→ **Exercise details**
Each line of the material must be reproduced exactly; pictures stay out.

-*-

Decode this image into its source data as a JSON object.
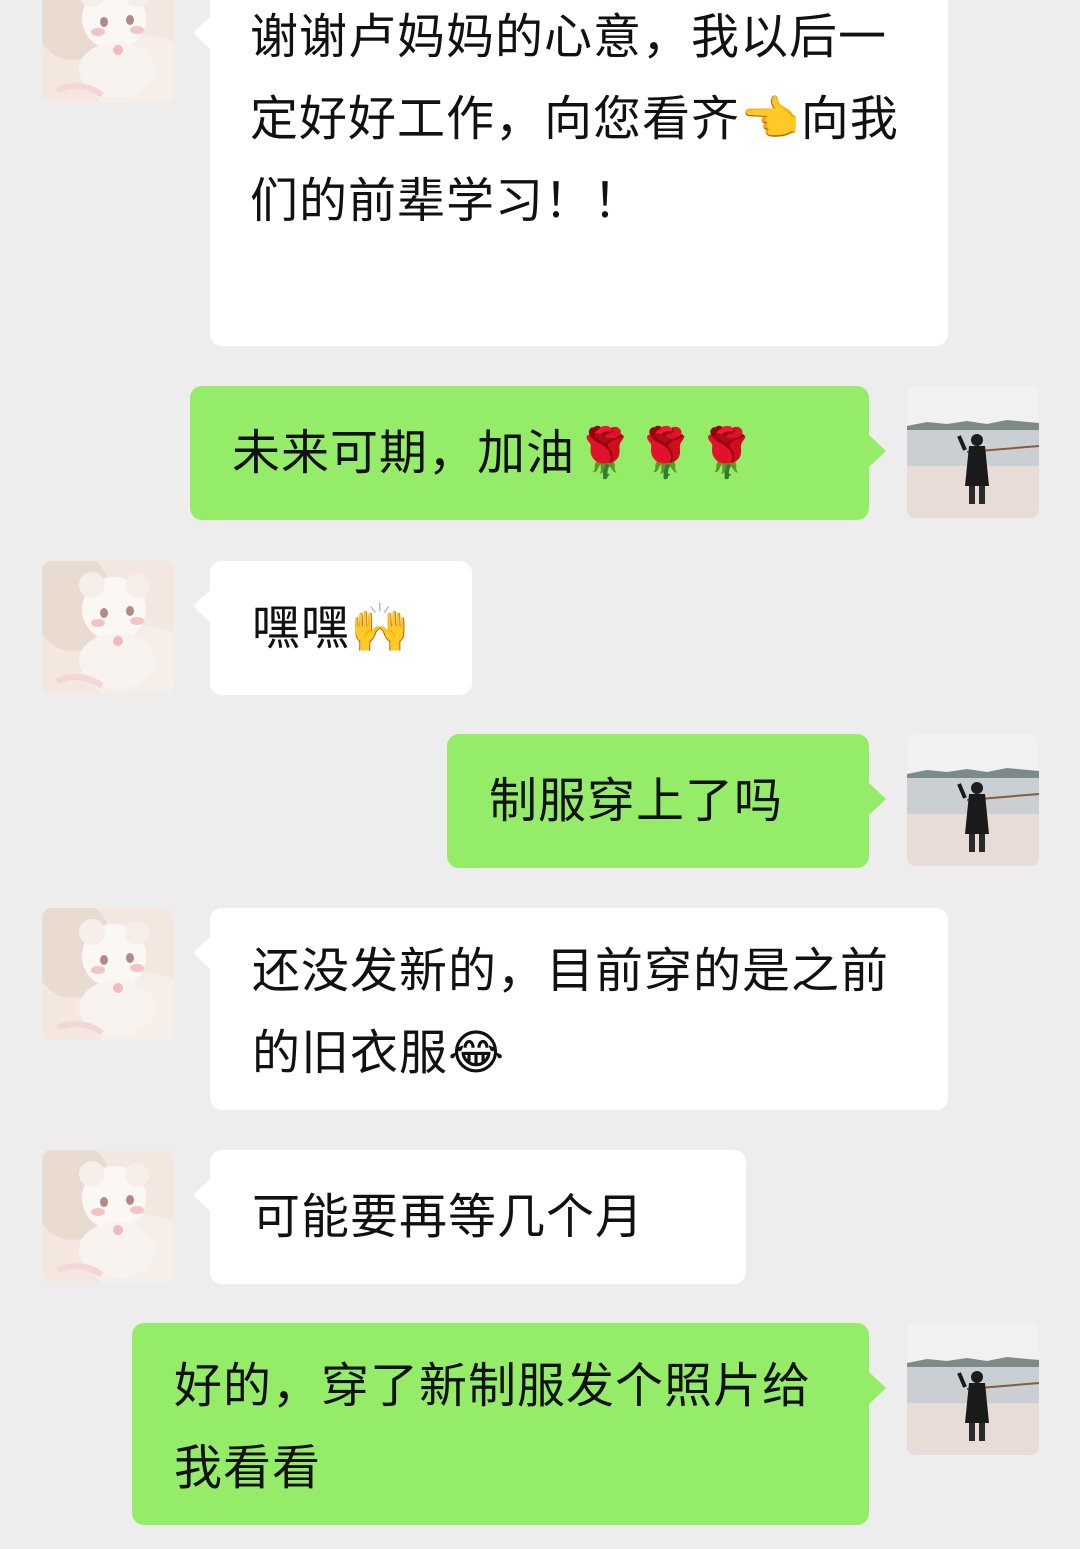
{
  "chat": {
    "messages": [
      {
        "sender": "contact",
        "text": "谢谢卢妈妈的心意，我以后一定好好工作，向您看齐👈向我们的前辈学习！！"
      },
      {
        "sender": "me",
        "text": "未来可期，加油🌹🌹🌹"
      },
      {
        "sender": "contact",
        "text": "嘿嘿🙌"
      },
      {
        "sender": "me",
        "text": "制服穿上了吗"
      },
      {
        "sender": "contact",
        "text": "还没发新的，目前穿的是之前的旧衣服😂"
      },
      {
        "sender": "contact",
        "text": "可能要再等几个月"
      },
      {
        "sender": "me",
        "text": "好的，穿了新制服发个照片给我看看"
      }
    ]
  },
  "colors": {
    "background": "#ededed",
    "incoming_bubble": "#ffffff",
    "outgoing_bubble": "#95ec69"
  },
  "avatars": {
    "contact": "plush-toy-avatar-icon",
    "me": "beach-photo-avatar-icon"
  }
}
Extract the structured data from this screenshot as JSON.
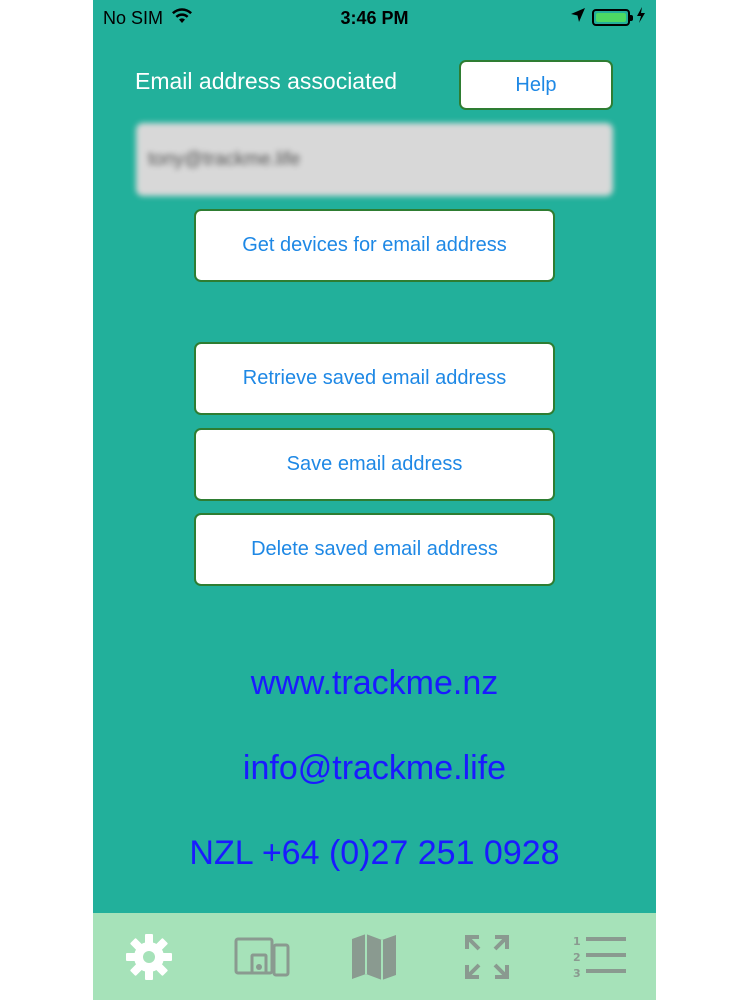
{
  "status_bar": {
    "carrier": "No SIM",
    "time": "3:46 PM"
  },
  "form": {
    "email_label": "Email address associated",
    "help_label": "Help",
    "email_value": "tony@trackme.life",
    "get_devices_label": "Get devices for email address",
    "retrieve_label": "Retrieve saved email address",
    "save_label": "Save email address",
    "delete_label": "Delete saved email address"
  },
  "contact": {
    "website": "www.trackme.nz",
    "email": "info@trackme.life",
    "phone": "NZL +64 (0)27 251 0928"
  },
  "tabs": [
    {
      "icon": "gear-icon",
      "active": true
    },
    {
      "icon": "devices-icon",
      "active": false
    },
    {
      "icon": "map-icon",
      "active": false
    },
    {
      "icon": "expand-icon",
      "active": false
    },
    {
      "icon": "numbered-list-icon",
      "active": false
    }
  ],
  "colors": {
    "background": "#22b09b",
    "tab_bar": "#a6e2b9",
    "button_text": "#1e88e5",
    "contact_text": "#1a1aff",
    "tab_inactive": "#8a9a90",
    "tab_active": "#ffffff"
  }
}
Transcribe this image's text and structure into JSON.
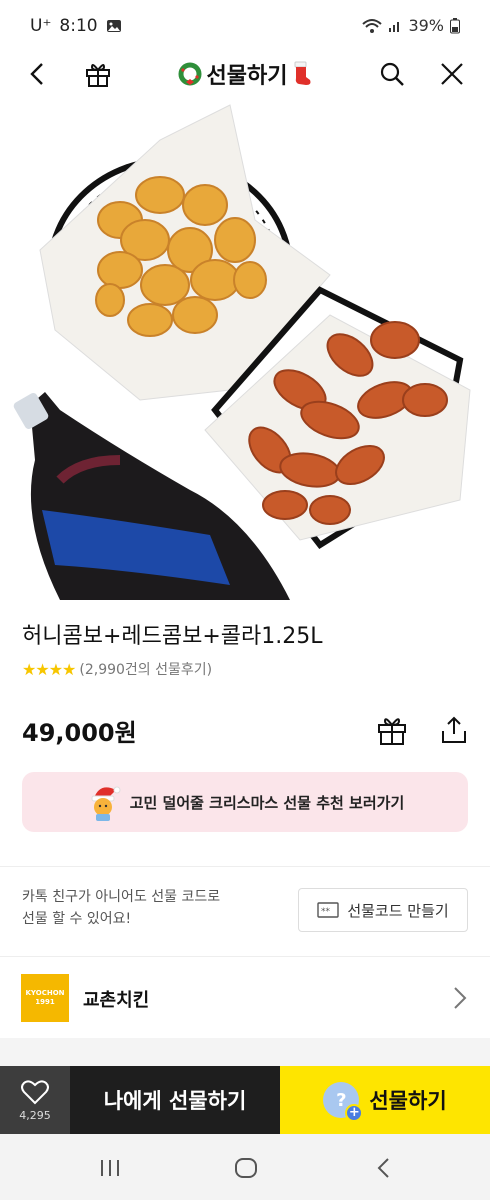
{
  "status_bar": {
    "carrier": "U⁺",
    "time": "8:10",
    "battery": "39%"
  },
  "header": {
    "title": "선물하기",
    "icons": [
      "back-icon",
      "gift-box-icon",
      "search-icon",
      "close-icon"
    ]
  },
  "product": {
    "name": "허니콤보+레드콤보+콜라1.25L",
    "rating_stars": 4,
    "review_text": "(2,990건의 선물후기)",
    "price": "49,000원"
  },
  "promo": {
    "text": "고민 덜어줄 크리스마스 선물 추천 보러가기"
  },
  "gift_code": {
    "line1": "카톡 친구가 아니어도 선물 코드로",
    "line2": "선물 할 수 있어요!",
    "button": "선물코드 만들기"
  },
  "brand": {
    "logo_top": "KYOCHON",
    "logo_bottom": "1991",
    "name": "교촌치킨"
  },
  "bottom_bar": {
    "like_count": "4,295",
    "self_gift": "나에게 선물하기",
    "gift": "선물하기"
  },
  "colors": {
    "accent_yellow": "#fee500",
    "dark": "#1e1e1e",
    "promo_bg": "#fbe5ea",
    "star": "#f7c600",
    "brand_logo": "#f5b800"
  }
}
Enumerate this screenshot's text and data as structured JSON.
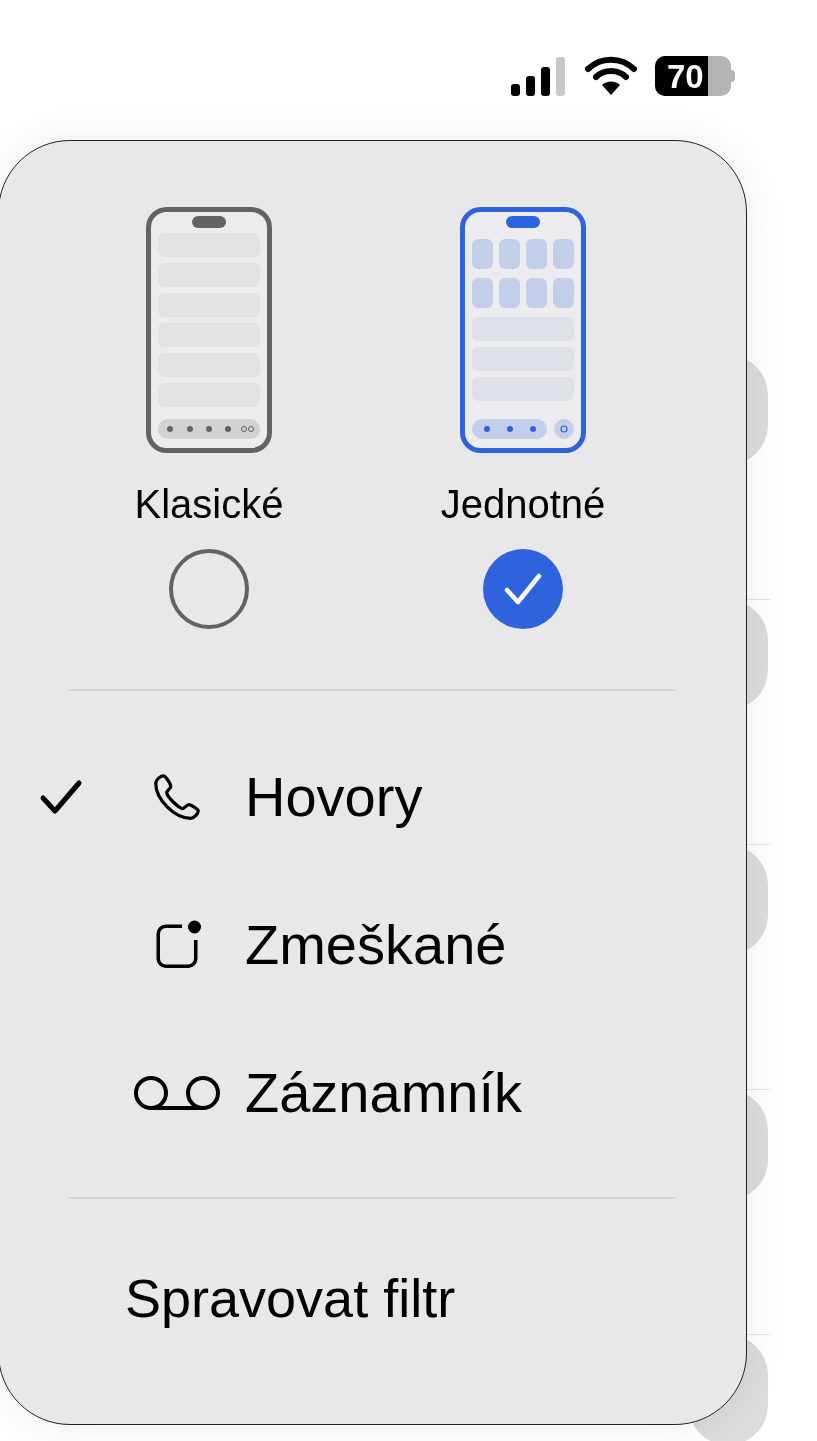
{
  "status_bar": {
    "battery": "70"
  },
  "layouts": [
    {
      "kind": "classic",
      "label": "Klasické",
      "selected": false
    },
    {
      "kind": "unified",
      "label": "Jednotné",
      "selected": true
    }
  ],
  "filters": [
    {
      "kind": "calls",
      "label": "Hovory",
      "selected": true
    },
    {
      "kind": "missed",
      "label": "Zmeškané",
      "selected": false
    },
    {
      "kind": "voicemail",
      "label": "Záznamník",
      "selected": false
    }
  ],
  "manage": "Spravovat filtr"
}
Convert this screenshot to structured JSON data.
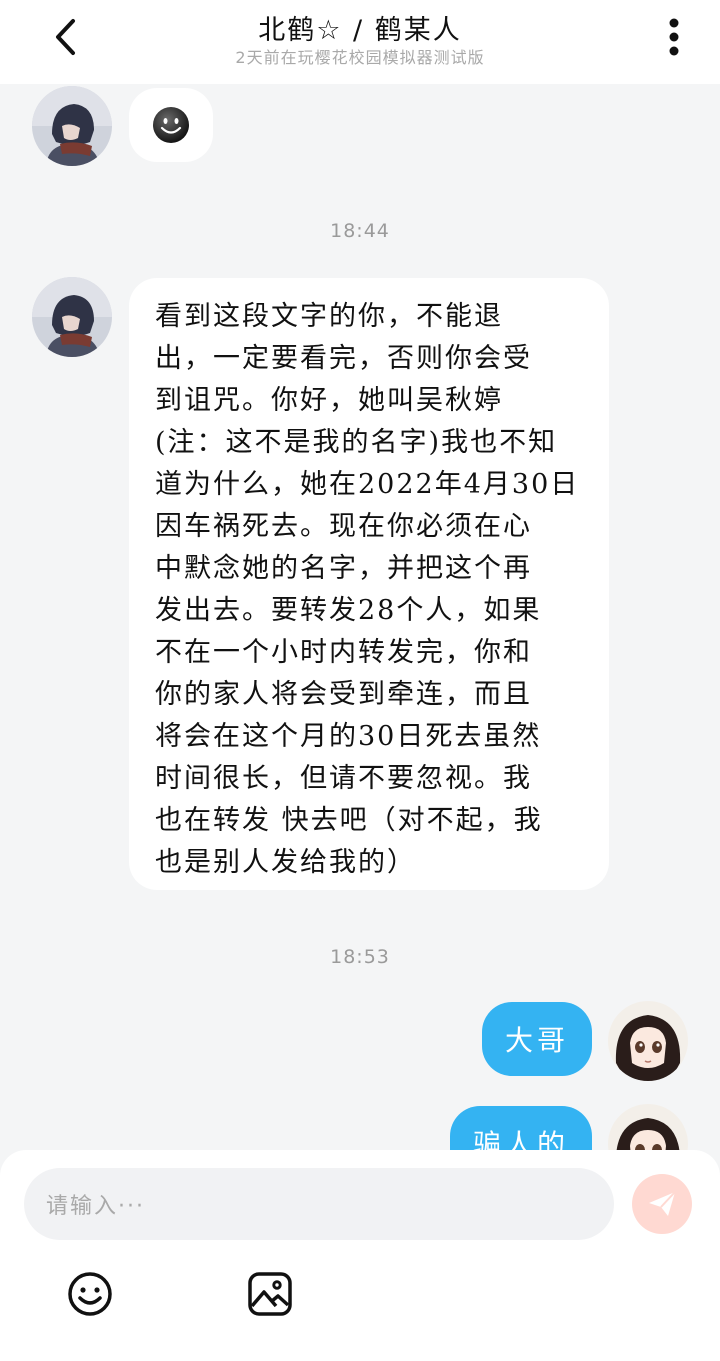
{
  "header": {
    "title": "北鹤☆ / 鹤某人",
    "subtitle": "2天前在玩樱花校园模拟器测试版"
  },
  "messages": {
    "first": {
      "sender": "incoming",
      "content_icon": "smiling-face-emoji"
    },
    "time_1": "18:44",
    "long": {
      "sender": "incoming",
      "lines": [
        "看到这段文字的你，不能退",
        "出，一定要看完，否则你会受",
        "到诅咒。你好，她叫吴秋婷",
        "(注：这不是我的名字)我也不知",
        "道为什么，她在2022年4月30日",
        "因车祸死去。现在你必须在心",
        "中默念她的名字，并把这个再",
        "发出去。要转发28个人，如果",
        "不在一个小时内转发完，你和",
        "你的家人将会受到牵连，而且",
        "将会在这个月的30日死去虽然",
        "时间很长，但请不要忽视。我",
        "也在转发 快去吧（对不起，我",
        "也是别人发给我的）"
      ]
    },
    "time_2": "18:53",
    "out_1": {
      "sender": "outgoing",
      "text": "大哥"
    },
    "out_2": {
      "sender": "outgoing",
      "text": "骗人的"
    }
  },
  "composer": {
    "placeholder": "请输入···",
    "icons": [
      "emoji-icon",
      "image-icon",
      "send-icon"
    ]
  },
  "colors": {
    "accent": "#34b3f2",
    "background": "#f4f5f6",
    "send_disabled": "#ffd9d2"
  }
}
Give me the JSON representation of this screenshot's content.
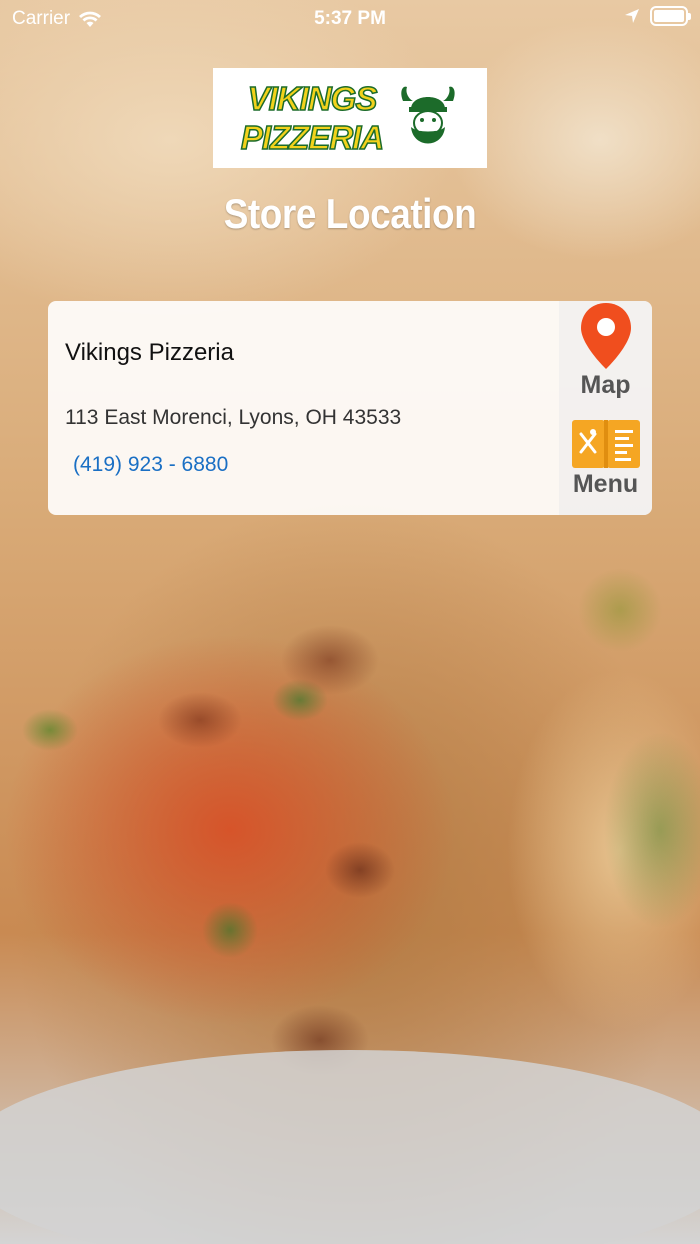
{
  "status_bar": {
    "carrier": "Carrier",
    "time": "5:37 PM",
    "battery_level": 1.0
  },
  "logo": {
    "line1": "VIKINGS",
    "line2": "PIZZERIA",
    "colors": {
      "text": "#f2d21b",
      "outline": "#1c6b2a"
    }
  },
  "page": {
    "title": "Store Location"
  },
  "store": {
    "name": "Vikings Pizzeria",
    "address": "113 East Morenci, Lyons, OH 43533",
    "phone": "(419) 923 - 6880"
  },
  "actions": {
    "map_label": "Map",
    "menu_label": "Menu"
  },
  "colors": {
    "map_pin": "#f04e1e",
    "menu_icon": "#f5a623",
    "phone_link": "#1a6fc4"
  }
}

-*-

→ **Result of this exercise**
Decode this image into its source data as a JSON object.
{
  "chat": {
    "messages": [
      {
        "sender": "contact",
        "text": "谢谢卢妈妈的心意，我以后一定好好工作，向您看齐👈向我们的前辈学习！！"
      },
      {
        "sender": "me",
        "text": "未来可期，加油🌹🌹🌹"
      },
      {
        "sender": "contact",
        "text": "嘿嘿🙌"
      },
      {
        "sender": "me",
        "text": "制服穿上了吗"
      },
      {
        "sender": "contact",
        "text": "还没发新的，目前穿的是之前的旧衣服😂"
      },
      {
        "sender": "contact",
        "text": "可能要再等几个月"
      },
      {
        "sender": "me",
        "text": "好的，穿了新制服发个照片给我看看"
      }
    ]
  },
  "colors": {
    "background": "#ededed",
    "incoming_bubble": "#ffffff",
    "outgoing_bubble": "#95ec69"
  },
  "avatars": {
    "contact": "plush-toy-avatar-icon",
    "me": "beach-photo-avatar-icon"
  }
}
Extract the structured data from this screenshot as JSON.
{
  "status_bar": {
    "carrier": "No SIM",
    "time": "3:46 PM"
  },
  "form": {
    "email_label": "Email address associated",
    "help_label": "Help",
    "email_value": "tony@trackme.life",
    "get_devices_label": "Get devices for email address",
    "retrieve_label": "Retrieve saved email address",
    "save_label": "Save email address",
    "delete_label": "Delete saved email address"
  },
  "contact": {
    "website": "www.trackme.nz",
    "email": "info@trackme.life",
    "phone": "NZL +64 (0)27 251 0928"
  },
  "tabs": [
    {
      "icon": "gear-icon",
      "active": true
    },
    {
      "icon": "devices-icon",
      "active": false
    },
    {
      "icon": "map-icon",
      "active": false
    },
    {
      "icon": "expand-icon",
      "active": false
    },
    {
      "icon": "numbered-list-icon",
      "active": false
    }
  ],
  "colors": {
    "background": "#22b09b",
    "tab_bar": "#a6e2b9",
    "button_text": "#1e88e5",
    "contact_text": "#1a1aff",
    "tab_inactive": "#8a9a90",
    "tab_active": "#ffffff"
  }
}
Transcribe this image's text and structure into JSON.
{
  "status_bar": {
    "carrier": "U⁺",
    "time": "8:10",
    "battery": "39%"
  },
  "header": {
    "title": "선물하기",
    "icons": [
      "back-icon",
      "gift-box-icon",
      "search-icon",
      "close-icon"
    ]
  },
  "product": {
    "name": "허니콤보+레드콤보+콜라1.25L",
    "rating_stars": 4,
    "review_text": "(2,990건의 선물후기)",
    "price": "49,000원"
  },
  "promo": {
    "text": "고민 덜어줄 크리스마스 선물 추천 보러가기"
  },
  "gift_code": {
    "line1": "카톡 친구가 아니어도 선물 코드로",
    "line2": "선물 할 수 있어요!",
    "button": "선물코드 만들기"
  },
  "brand": {
    "logo_top": "KYOCHON",
    "logo_bottom": "1991",
    "name": "교촌치킨"
  },
  "bottom_bar": {
    "like_count": "4,295",
    "self_gift": "나에게 선물하기",
    "gift": "선물하기"
  },
  "colors": {
    "accent_yellow": "#fee500",
    "dark": "#1e1e1e",
    "promo_bg": "#fbe5ea",
    "star": "#f7c600",
    "brand_logo": "#f5b800"
  }
}
Enumerate this screenshot's text and data as structured JSON.
{
  "status_bar": {
    "battery": "70"
  },
  "layouts": [
    {
      "kind": "classic",
      "label": "Klasické",
      "selected": false
    },
    {
      "kind": "unified",
      "label": "Jednotné",
      "selected": true
    }
  ],
  "filters": [
    {
      "kind": "calls",
      "label": "Hovory",
      "selected": true
    },
    {
      "kind": "missed",
      "label": "Zmeškané",
      "selected": false
    },
    {
      "kind": "voicemail",
      "label": "Záznamník",
      "selected": false
    }
  ],
  "manage": "Spravovat filtr"
}
Convert this screenshot to structured JSON data.
{
  "header": {
    "title": "北鹤☆ / 鹤某人",
    "subtitle": "2天前在玩樱花校园模拟器测试版"
  },
  "messages": {
    "first": {
      "sender": "incoming",
      "content_icon": "smiling-face-emoji"
    },
    "time_1": "18:44",
    "long": {
      "sender": "incoming",
      "lines": [
        "看到这段文字的你，不能退",
        "出，一定要看完，否则你会受",
        "到诅咒。你好，她叫吴秋婷",
        "(注：这不是我的名字)我也不知",
        "道为什么，她在2022年4月30日",
        "因车祸死去。现在你必须在心",
        "中默念她的名字，并把这个再",
        "发出去。要转发28个人，如果",
        "不在一个小时内转发完，你和",
        "你的家人将会受到牵连，而且",
        "将会在这个月的30日死去虽然",
        "时间很长，但请不要忽视。我",
        "也在转发 快去吧（对不起，我",
        "也是别人发给我的）"
      ]
    },
    "time_2": "18:53",
    "out_1": {
      "sender": "outgoing",
      "text": "大哥"
    },
    "out_2": {
      "sender": "outgoing",
      "text": "骗人的"
    }
  },
  "composer": {
    "placeholder": "请输入···",
    "icons": [
      "emoji-icon",
      "image-icon",
      "send-icon"
    ]
  },
  "colors": {
    "accent": "#34b3f2",
    "background": "#f4f5f6",
    "send_disabled": "#ffd9d2"
  }
}
Give me the JSON representation of this screenshot's content.
{
  "status_bar": {
    "carrier": "Carrier",
    "time": "5:37 PM",
    "battery_level": 1.0
  },
  "logo": {
    "line1": "VIKINGS",
    "line2": "PIZZERIA",
    "colors": {
      "text": "#f2d21b",
      "outline": "#1c6b2a"
    }
  },
  "page": {
    "title": "Store Location"
  },
  "store": {
    "name": "Vikings Pizzeria",
    "address": "113 East Morenci, Lyons, OH 43533",
    "phone": "(419) 923 - 6880"
  },
  "actions": {
    "map_label": "Map",
    "menu_label": "Menu"
  },
  "colors": {
    "map_pin": "#f04e1e",
    "menu_icon": "#f5a623",
    "phone_link": "#1a6fc4"
  }
}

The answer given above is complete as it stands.